The Branxholm incident of 1877, where 'a rowdy lot of European miners' tried to stop a party of Chinese from reaching Ruby Flat, was reported as an 'outrage upon Chinamen'. Likewise, when European mining numbers decreased in the 1880s and public meetings were organised in an effort to control the influx of Chinese, their interests were so bound up with those of the townspeople, shopkeepers and mine owners, that the meetings were poorly attended. When Tasmania finally passed a restrictive law in 1887 imposing a poll tax on Chinese arrivals, the sum was only £10 compared with £100 in other Australian colonies.
Chinese miners established communities at Blue Tier, Argus, Garibaldi, Bradshaw's Creek, Moorina (Krushka's Bridge), Weldborough (Thomas' Plains), South Mount Cameron and Branxholm (Ruby Flat). Weldborough was their largest town. However, they stayed only long enough to accumulate enough money to return home to China as relatively wealthy men. While Tasmania was the only colony to allow unrestricted entry to Chinese women, most miners could not afford to import a wife. A small number married European women. The 1891 census noted 40 part-Chinese Tasmanians living in the Weldborough area.
As tin prices fell fewer men remained, and with the Federal Immigration Restriction Act (1901) the number of new arrivals was severely restricted. Those who stayed on the minefields were usually too old or infirm to return. In 1934, Hee Jarm, the last full-blood Chinese man in Weldborough, arranged with Launceston patriarch James Chung Gon for the transfer of the remaining Joss House in Weldborough to the Queen Victoria Museum and Art Gallery.
Those who stayed in Tasmania established themselves in other occupations, particularly market gardeners or merchants, gradually moving to the larger towns. By 1921 Hobart had become the largest Chinese centre, with market gardening on the rich River Derwent flats at Glenorchy and Moonah. More arrived in the state following the easing of immigration restrictions in the 1960s, many opening restaurants, but at the beginning of the twenty-first century the relatively small number of Chinese can be found in a wide variety of professions and occupations.

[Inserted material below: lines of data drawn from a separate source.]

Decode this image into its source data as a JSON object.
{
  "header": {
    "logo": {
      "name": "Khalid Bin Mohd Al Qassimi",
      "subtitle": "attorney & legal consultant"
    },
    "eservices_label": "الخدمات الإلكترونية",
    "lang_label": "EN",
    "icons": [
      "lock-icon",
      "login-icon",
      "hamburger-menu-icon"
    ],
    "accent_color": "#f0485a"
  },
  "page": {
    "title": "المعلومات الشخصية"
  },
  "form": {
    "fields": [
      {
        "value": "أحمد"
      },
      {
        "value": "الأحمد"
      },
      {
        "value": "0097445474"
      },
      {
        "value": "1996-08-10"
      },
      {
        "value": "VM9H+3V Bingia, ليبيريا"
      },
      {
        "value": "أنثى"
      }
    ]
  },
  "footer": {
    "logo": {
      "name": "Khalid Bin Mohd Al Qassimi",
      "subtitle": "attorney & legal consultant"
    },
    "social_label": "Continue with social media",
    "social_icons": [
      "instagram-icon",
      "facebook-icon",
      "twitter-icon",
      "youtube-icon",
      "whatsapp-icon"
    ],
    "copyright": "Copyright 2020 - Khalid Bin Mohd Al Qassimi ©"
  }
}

Further reading: B Easteal, 'The Chinese in Tasmania 1870–1900', Honours thesis, UT, 1965; H Vivian, Tasmania's Chinese heritage, [Tasmania], 1985.